This course is part of the practice orientated teaching trajectory 'Calibrating' in the Path 1: Computational Design Theory. The course is situated in the 'Beginner Level' in the CoDe student specialisation journey and therefore available for enrolment as an elective for all other UNSW undergrad students.
In the early nineties, the concept of the paperless studio and the integration of digital media into design practice; the 'digital turn', were considered to be merely experiments undertaken by the avant-garde. Today, computation is embedded in all aspects of design practice from conception to construction. New digital design techniques have been joined by new methodologies and formal outcomes. The representation of design has greater sophistication and we understand more about the effects of digital imagery. Computation has also infiltrated the construction of our built environment, from materiality to management. Highly complex information systems process, analyse and integrate components in 3D virtual spaces.
Computation is ubiquitous in our built environment, and its integration has had significant effect on the culture of the design and built environment. The interest we have in technology has moved beyond merely the creation of blob architecture into the new possibilities and challenges it offers to parametrics, sustainability and fabrication. This course will explore the elaborate relationship between computer, the designer and the design and construction of our built environment. The semester's lectures will help in better understanding the relationships and effect of the continual change and evolution on the social and cultural aspects of our design practices. A range of bridging theories essential to the 'digital turn' in building information management, information modelling, as well as the agency for simulation and optimization will be introduced. For example, pre-BIM design concepts; agency in architecture; visualization; materiality and material practice; robotics and making, BIM in practice and so on.
Students will have an opportunity to develop their understanding of ideas and issues through their participation in a critical discussion group.
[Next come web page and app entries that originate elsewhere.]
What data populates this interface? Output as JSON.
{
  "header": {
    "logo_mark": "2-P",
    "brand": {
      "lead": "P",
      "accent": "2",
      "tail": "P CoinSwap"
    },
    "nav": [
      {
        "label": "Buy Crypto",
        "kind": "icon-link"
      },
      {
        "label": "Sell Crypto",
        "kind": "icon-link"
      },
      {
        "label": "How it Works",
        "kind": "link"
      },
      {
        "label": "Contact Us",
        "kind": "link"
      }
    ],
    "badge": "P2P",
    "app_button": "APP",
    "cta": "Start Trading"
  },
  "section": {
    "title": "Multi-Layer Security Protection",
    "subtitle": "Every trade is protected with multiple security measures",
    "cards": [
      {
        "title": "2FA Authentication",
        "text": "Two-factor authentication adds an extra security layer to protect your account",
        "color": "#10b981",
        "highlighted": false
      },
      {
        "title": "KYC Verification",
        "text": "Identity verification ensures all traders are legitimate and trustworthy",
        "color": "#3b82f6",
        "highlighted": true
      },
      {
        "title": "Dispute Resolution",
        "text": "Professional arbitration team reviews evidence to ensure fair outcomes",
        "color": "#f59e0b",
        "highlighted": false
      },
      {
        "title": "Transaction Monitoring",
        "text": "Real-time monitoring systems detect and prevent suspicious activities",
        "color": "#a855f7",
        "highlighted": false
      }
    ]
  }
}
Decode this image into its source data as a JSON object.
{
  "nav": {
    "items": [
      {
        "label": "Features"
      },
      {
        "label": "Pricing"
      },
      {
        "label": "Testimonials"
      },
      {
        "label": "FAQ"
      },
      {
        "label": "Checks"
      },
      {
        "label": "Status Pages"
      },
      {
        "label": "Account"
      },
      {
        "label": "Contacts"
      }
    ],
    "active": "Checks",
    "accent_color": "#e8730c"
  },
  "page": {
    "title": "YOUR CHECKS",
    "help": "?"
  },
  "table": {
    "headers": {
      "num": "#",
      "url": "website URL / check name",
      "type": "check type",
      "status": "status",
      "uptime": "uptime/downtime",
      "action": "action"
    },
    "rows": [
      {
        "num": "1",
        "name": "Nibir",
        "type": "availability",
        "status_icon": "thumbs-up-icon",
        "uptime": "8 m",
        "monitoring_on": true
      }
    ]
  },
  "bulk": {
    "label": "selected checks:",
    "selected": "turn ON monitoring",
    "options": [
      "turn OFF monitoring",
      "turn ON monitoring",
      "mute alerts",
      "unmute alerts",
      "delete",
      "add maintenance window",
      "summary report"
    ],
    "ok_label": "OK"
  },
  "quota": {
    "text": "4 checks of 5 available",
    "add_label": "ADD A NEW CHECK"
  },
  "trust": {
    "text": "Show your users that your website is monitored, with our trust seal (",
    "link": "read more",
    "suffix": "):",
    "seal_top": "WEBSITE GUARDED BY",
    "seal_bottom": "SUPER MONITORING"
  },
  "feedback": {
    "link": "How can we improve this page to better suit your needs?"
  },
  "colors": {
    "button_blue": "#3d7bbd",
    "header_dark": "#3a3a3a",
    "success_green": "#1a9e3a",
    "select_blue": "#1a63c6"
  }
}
Theoretical understanding will be expanded and formalised through online activities and through illustrated writing exercises, which will be presented in class. The teaching strategy of the course positions students to the concept and theoretical formation of the digital design.
To find out more visit: https://www.handbook.unsw.edu.au/undergraduate/courses/2020/CODE2110